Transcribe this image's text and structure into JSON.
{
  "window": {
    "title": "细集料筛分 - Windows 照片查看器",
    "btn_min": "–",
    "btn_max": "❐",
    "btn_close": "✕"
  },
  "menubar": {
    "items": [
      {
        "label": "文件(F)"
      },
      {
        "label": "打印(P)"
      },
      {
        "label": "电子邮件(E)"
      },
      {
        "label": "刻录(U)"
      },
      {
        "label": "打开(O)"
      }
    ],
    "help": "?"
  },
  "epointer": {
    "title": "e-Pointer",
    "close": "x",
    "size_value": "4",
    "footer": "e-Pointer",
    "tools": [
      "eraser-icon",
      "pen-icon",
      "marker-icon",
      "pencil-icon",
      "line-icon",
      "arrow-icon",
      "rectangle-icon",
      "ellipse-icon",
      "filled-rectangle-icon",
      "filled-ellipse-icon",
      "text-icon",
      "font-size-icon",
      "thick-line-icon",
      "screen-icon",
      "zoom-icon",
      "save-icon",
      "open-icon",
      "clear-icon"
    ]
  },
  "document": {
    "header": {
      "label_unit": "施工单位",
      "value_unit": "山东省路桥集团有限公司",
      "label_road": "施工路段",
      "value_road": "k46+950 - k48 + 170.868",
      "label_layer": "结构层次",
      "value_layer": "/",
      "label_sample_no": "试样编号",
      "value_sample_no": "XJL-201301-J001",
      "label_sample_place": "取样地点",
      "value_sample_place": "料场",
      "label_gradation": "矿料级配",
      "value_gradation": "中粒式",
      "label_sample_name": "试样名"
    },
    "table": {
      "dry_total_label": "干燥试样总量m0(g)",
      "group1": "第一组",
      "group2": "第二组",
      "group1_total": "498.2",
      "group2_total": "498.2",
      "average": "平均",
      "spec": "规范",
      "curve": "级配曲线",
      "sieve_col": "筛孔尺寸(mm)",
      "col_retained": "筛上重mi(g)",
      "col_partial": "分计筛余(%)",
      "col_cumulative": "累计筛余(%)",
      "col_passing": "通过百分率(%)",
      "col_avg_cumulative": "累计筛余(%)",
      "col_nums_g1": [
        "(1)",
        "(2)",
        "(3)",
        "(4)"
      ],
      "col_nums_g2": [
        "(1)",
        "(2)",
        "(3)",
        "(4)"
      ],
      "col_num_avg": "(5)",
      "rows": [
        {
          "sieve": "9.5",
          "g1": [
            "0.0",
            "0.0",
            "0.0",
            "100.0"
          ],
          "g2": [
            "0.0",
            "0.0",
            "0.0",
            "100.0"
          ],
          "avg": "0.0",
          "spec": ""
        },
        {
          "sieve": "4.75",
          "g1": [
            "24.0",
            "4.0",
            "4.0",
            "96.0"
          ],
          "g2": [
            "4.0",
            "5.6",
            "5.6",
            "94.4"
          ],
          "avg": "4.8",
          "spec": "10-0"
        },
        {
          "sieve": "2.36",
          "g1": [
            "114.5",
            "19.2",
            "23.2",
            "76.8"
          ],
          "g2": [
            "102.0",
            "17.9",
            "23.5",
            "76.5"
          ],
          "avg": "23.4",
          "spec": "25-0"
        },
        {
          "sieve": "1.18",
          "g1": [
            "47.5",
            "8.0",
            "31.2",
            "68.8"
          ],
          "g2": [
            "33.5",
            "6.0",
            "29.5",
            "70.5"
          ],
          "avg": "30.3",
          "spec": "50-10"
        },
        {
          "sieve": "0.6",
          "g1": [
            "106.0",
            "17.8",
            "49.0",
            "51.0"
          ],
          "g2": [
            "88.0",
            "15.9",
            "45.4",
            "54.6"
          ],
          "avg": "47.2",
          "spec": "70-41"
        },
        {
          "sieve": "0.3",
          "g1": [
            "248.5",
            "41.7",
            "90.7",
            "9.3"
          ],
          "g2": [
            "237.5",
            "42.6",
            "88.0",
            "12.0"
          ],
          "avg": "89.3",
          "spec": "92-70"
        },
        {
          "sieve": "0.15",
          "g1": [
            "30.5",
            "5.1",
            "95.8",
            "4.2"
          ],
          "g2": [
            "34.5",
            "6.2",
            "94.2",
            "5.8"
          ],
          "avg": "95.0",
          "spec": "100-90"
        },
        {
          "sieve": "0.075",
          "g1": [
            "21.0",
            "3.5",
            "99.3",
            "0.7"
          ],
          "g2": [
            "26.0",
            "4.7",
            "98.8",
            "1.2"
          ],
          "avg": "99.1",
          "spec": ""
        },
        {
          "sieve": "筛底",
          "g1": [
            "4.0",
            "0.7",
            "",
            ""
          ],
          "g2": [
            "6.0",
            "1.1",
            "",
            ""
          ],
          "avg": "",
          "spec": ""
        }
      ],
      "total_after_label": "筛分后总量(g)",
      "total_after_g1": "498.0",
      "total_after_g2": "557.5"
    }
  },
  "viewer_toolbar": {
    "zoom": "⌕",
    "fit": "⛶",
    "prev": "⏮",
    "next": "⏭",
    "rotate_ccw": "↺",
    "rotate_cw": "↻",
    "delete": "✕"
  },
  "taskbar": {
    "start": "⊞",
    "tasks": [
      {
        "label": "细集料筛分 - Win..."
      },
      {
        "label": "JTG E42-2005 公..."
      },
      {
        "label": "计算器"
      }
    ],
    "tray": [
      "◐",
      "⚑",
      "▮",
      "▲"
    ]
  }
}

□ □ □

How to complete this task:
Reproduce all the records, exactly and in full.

Result of the task:
Transcribe this image's text and structure into JSON.
{
  "window": {
    "title": "细集料筛分 - Windows 照片查看器",
    "btn_min": "–",
    "btn_max": "❐",
    "btn_close": "✕"
  },
  "menubar": {
    "items": [
      {
        "label": "文件(F)"
      },
      {
        "label": "打印(P)"
      },
      {
        "label": "电子邮件(E)"
      },
      {
        "label": "刻录(U)"
      },
      {
        "label": "打开(O)"
      }
    ],
    "help": "?"
  },
  "epointer": {
    "title": "e-Pointer",
    "close": "x",
    "size_value": "4",
    "footer": "e-Pointer",
    "tools": [
      "eraser-icon",
      "pen-icon",
      "marker-icon",
      "pencil-icon",
      "line-icon",
      "arrow-icon",
      "rectangle-icon",
      "ellipse-icon",
      "filled-rectangle-icon",
      "filled-ellipse-icon",
      "text-icon",
      "font-size-icon",
      "thick-line-icon",
      "screen-icon",
      "zoom-icon",
      "save-icon",
      "open-icon",
      "clear-icon"
    ]
  },
  "document": {
    "header": {
      "label_unit": "施工单位",
      "value_unit": "山东省路桥集团有限公司",
      "label_road": "施工路段",
      "value_road": "k46+950 - k48 + 170.868",
      "label_layer": "结构层次",
      "value_layer": "/",
      "label_sample_no": "试样编号",
      "value_sample_no": "XJL-201301-J001",
      "label_sample_place": "取样地点",
      "value_sample_place": "料场",
      "label_gradation": "矿料级配",
      "value_gradation": "中粒式",
      "label_sample_name": "试样名"
    },
    "table": {
      "dry_total_label": "干燥试样总量m0(g)",
      "group1": "第一组",
      "group2": "第二组",
      "group1_total": "498.2",
      "group2_total": "498.2",
      "average": "平均",
      "spec": "规范",
      "curve": "级配曲线",
      "sieve_col": "筛孔尺寸(mm)",
      "col_retained": "筛上重mi(g)",
      "col_partial": "分计筛余(%)",
      "col_cumulative": "累计筛余(%)",
      "col_passing": "通过百分率(%)",
      "col_avg_cumulative": "累计筛余(%)",
      "col_nums_g1": [
        "(1)",
        "(2)",
        "(3)",
        "(4)"
      ],
      "col_nums_g2": [
        "(1)",
        "(2)",
        "(3)",
        "(4)"
      ],
      "col_num_avg": "(5)",
      "rows": [
        {
          "sieve": "9.5",
          "g1": [
            "0.0",
            "0.0",
            "0.0",
            "100.0"
          ],
          "g2": [
            "0.0",
            "0.0",
            "0.0",
            "100.0"
          ],
          "avg": "0.0",
          "spec": ""
        },
        {
          "sieve": "4.75",
          "g1": [
            "24.0",
            "4.0",
            "4.0",
            "96.0"
          ],
          "g2": [
            "4.0",
            "5.6",
            "5.6",
            "94.4"
          ],
          "avg": "4.8",
          "spec": "10-0"
        },
        {
          "sieve": "2.36",
          "g1": [
            "114.5",
            "19.2",
            "23.2",
            "76.8"
          ],
          "g2": [
            "102.0",
            "17.9",
            "23.5",
            "76.5"
          ],
          "avg": "23.4",
          "spec": "25-0"
        },
        {
          "sieve": "1.18",
          "g1": [
            "47.5",
            "8.0",
            "31.2",
            "68.8"
          ],
          "g2": [
            "33.5",
            "6.0",
            "29.5",
            "70.5"
          ],
          "avg": "30.3",
          "spec": "50-10"
        },
        {
          "sieve": "0.6",
          "g1": [
            "106.0",
            "17.8",
            "49.0",
            "51.0"
          ],
          "g2": [
            "88.0",
            "15.9",
            "45.4",
            "54.6"
          ],
          "avg": "47.2",
          "spec": "70-41"
        },
        {
          "sieve": "0.3",
          "g1": [
            "248.5",
            "41.7",
            "90.7",
            "9.3"
          ],
          "g2": [
            "237.5",
            "42.6",
            "88.0",
            "12.0"
          ],
          "avg": "89.3",
          "spec": "92-70"
        },
        {
          "sieve": "0.15",
          "g1": [
            "30.5",
            "5.1",
            "95.8",
            "4.2"
          ],
          "g2": [
            "34.5",
            "6.2",
            "94.2",
            "5.8"
          ],
          "avg": "95.0",
          "spec": "100-90"
        },
        {
          "sieve": "0.075",
          "g1": [
            "21.0",
            "3.5",
            "99.3",
            "0.7"
          ],
          "g2": [
            "26.0",
            "4.7",
            "98.8",
            "1.2"
          ],
          "avg": "99.1",
          "spec": ""
        },
        {
          "sieve": "筛底",
          "g1": [
            "4.0",
            "0.7",
            "",
            ""
          ],
          "g2": [
            "6.0",
            "1.1",
            "",
            ""
          ],
          "avg": "",
          "spec": ""
        }
      ],
      "total_after_label": "筛分后总量(g)",
      "total_after_g1": "498.0",
      "total_after_g2": "557.5"
    }
  },
  "viewer_toolbar": {
    "zoom": "⌕",
    "fit": "⛶",
    "prev": "⏮",
    "next": "⏭",
    "rotate_ccw": "↺",
    "rotate_cw": "↻",
    "delete": "✕"
  },
  "taskbar": {
    "start": "⊞",
    "tasks": [
      {
        "label": "细集料筛分 - Win..."
      },
      {
        "label": "JTG E42-2005 公..."
      },
      {
        "label": "计算器"
      }
    ],
    "tray": [
      "◐",
      "⚑",
      "▮",
      "▲"
    ]
  }
}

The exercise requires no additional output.